The first thing we've got to do is to checkout a repository so that we can work on it. The Emacs command for that is 'M-x cvs-checkout'. Emacs will prompt you for the name of the module (In some future version, there'll be some command 'M-x cvs-checkout-mindread' that will read your mind and figure out the module). After checking out, a *cvs* buffer will pop up showing the list of files downloaded.

If you want to edit a file, go to that file and type 'o'. After hours of typing away if you want to know the status of files, go to *cvs* and do 'M-x cvs-status'. This will show you which files were modified after checkout. If you want to find out what modifications you have made to a particular file, go to that file and type '='.

And finally when it's time to commit
'M-x cvs-do-commit'
Emacs will prompt you for a commit message. After typing it in do 'C-c C-c' to commit.

Not very relevant but you may find this useful

'C-u n C-x ^' to increase the size of a window by n lines. This is very useful for increasing the size of the window you are editing in (as you may want to keep *cvs* window small).


The name of the most popular bug-tracking system is bugzilla. Bugzilla translates into "no bugs" in malayalam (bugs-illa). ;-P

Tuesday, January 6, 2009


Being simple is extremely difficult.

Saturday, January 3, 2009

X'mas n 2009

Now @ office waiting for my friend to finish his "Bug fixing" activity. So thought I would blog about things I did for X'mas and New year (which almost every time sums up to sleeping, sleeping and more sleeping.., but not this time).

This X'mas I (actually we pullazhians [would need to start another blog to describe all of them:)]) had my X'mas wine 'n' cake at Shine 'n' Sherine's (pullazhians, ofcourse). Then on 26th (or is it 27th, man.., I have poor memory) we went to Athirapilly, Vazhachal, and some other dam on the way. The tour was fun and *free* (as in free beer) as one of our pullazhians's father works in forest department. We were 8 (me, raseel, vc, hiranchettan, kuttan, kunku, shine, and sherine) in 2 cars (raseel's and kunku's). The tour was fun (I was assigned to the job of taking snaps of all the cool things they do :)), security shouting at me for going too near the waterfall, shine stepping on crap...(sorry dude).
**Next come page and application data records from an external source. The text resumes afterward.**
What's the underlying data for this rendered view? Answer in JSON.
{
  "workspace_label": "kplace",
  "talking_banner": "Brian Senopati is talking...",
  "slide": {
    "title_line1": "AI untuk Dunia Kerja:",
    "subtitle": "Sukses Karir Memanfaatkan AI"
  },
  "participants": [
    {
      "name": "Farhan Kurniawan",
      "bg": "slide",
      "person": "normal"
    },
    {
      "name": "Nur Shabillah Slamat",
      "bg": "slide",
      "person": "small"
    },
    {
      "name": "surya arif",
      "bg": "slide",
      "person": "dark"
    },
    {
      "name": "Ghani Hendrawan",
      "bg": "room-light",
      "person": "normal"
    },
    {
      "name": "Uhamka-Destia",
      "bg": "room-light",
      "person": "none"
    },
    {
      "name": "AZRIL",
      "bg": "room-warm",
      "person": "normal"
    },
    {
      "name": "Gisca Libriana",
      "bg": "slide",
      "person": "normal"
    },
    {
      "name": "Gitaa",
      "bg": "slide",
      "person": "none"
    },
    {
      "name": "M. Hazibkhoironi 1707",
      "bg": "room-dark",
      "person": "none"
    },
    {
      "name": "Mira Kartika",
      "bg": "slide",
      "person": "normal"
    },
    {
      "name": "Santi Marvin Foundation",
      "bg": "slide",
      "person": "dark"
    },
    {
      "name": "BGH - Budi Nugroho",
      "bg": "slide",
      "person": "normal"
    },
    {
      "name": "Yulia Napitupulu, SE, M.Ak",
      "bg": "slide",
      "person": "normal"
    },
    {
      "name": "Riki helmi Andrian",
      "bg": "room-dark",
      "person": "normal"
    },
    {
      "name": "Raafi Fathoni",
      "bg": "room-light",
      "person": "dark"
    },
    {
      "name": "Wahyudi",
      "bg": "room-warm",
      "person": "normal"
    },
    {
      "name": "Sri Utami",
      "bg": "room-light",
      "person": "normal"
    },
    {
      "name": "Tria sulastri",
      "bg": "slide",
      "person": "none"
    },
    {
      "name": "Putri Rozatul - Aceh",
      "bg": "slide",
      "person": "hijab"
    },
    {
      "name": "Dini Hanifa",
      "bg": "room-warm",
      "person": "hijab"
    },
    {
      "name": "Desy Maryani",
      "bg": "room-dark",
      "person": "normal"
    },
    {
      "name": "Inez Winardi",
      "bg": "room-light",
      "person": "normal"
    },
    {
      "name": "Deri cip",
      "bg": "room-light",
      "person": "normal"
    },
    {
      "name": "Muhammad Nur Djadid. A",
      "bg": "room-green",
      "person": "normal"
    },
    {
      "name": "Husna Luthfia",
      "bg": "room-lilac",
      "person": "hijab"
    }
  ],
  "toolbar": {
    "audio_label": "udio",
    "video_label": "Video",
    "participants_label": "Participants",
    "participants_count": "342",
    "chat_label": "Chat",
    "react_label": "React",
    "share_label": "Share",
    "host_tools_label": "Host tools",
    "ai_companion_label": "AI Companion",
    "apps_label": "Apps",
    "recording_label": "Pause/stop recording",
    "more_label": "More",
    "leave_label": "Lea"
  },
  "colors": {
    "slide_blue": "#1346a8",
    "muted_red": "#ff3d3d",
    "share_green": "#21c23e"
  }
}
And guess what I did on New year's....

slept from 9 to 7 (C'mon, I was tired after all the action).

With that, a belated Happy New Year to all my readers, keep smiling :-)...

Google is insane!!!

Just started using google reader for my favourite blogs. And when I started checking the "recommended links" section. Obviously it matches my profile with other bloggers's profile to "recommend" links. And these are the links that showed up

Three of those links were blogs of my college-mates

Life Revisited
Cool Raindrops
Free as in freedom...not as in free beer...

and the other one was that of "malayalam reality shows" or something like that.... thankfully, there is a "No thanks" link for it.

PS: Sorry for the title, Google. I love google (we all do).